Scan the entries for lines with the word "this", then copy those lines.

#### Records supplied

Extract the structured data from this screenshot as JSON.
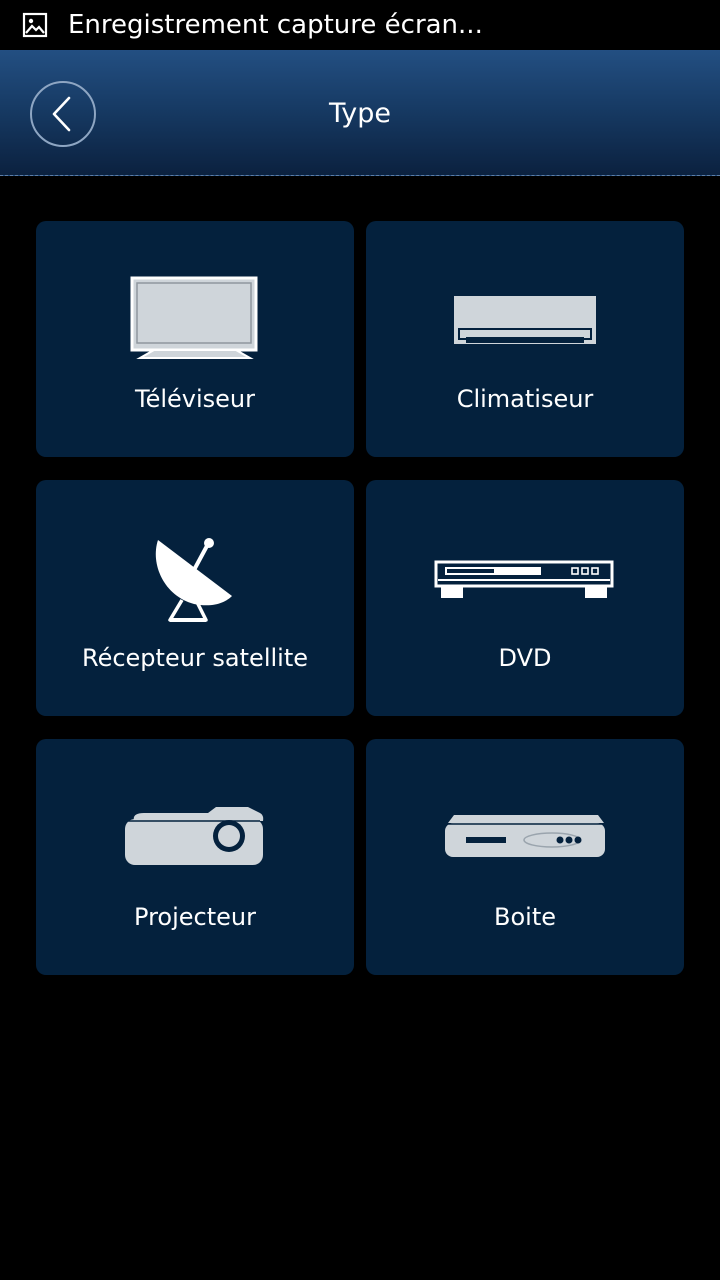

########
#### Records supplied

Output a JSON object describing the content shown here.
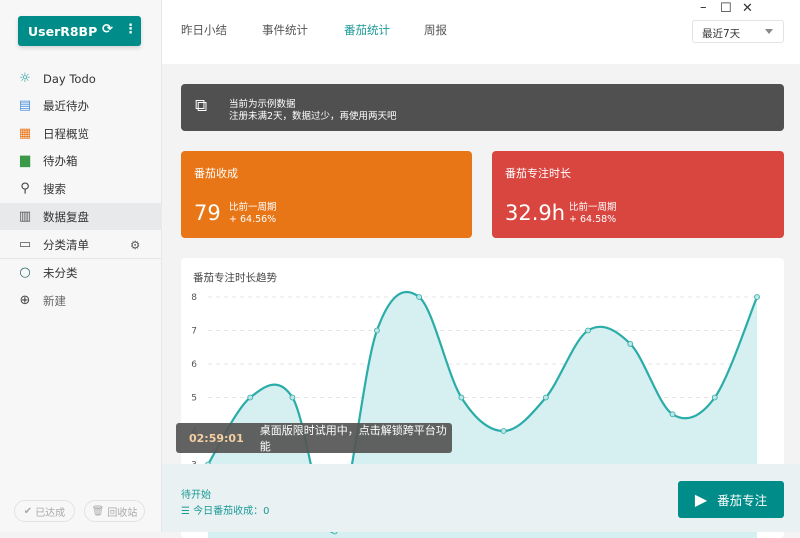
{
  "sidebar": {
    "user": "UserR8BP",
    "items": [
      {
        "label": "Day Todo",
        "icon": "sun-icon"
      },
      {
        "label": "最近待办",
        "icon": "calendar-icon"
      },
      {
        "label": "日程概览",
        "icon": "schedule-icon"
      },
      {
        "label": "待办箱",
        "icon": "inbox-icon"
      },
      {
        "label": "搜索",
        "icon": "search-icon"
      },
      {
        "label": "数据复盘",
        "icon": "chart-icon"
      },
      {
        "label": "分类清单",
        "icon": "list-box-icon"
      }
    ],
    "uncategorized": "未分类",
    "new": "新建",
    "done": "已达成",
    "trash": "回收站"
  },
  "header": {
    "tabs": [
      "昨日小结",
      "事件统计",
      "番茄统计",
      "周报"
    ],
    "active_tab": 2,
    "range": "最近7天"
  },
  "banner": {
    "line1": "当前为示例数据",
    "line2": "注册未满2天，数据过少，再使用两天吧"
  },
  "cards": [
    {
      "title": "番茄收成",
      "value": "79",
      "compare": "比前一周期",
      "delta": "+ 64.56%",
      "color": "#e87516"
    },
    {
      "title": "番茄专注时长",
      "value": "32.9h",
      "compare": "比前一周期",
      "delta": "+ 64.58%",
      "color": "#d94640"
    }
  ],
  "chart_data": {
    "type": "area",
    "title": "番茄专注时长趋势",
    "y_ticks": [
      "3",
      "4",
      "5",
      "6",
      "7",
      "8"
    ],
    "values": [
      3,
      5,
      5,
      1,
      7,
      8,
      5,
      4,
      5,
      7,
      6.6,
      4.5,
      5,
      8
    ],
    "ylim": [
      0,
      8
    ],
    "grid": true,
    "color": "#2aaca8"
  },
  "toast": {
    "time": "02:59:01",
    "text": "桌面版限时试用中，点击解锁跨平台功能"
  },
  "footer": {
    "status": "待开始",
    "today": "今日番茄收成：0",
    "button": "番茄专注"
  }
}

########
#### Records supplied

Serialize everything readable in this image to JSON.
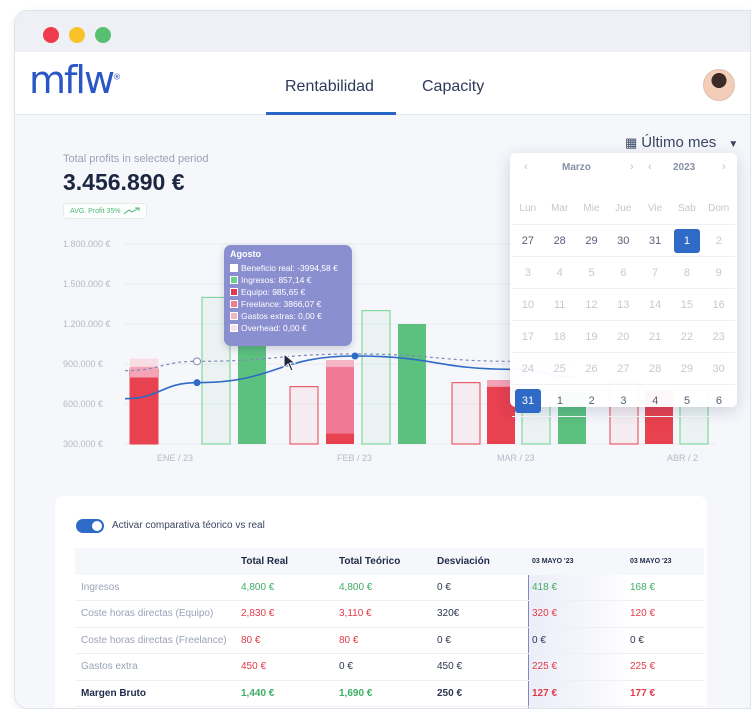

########

- [Problem solution]:
Extract the structured data from this screenshot as JSON.
Serialize everything readable in this image to JSON.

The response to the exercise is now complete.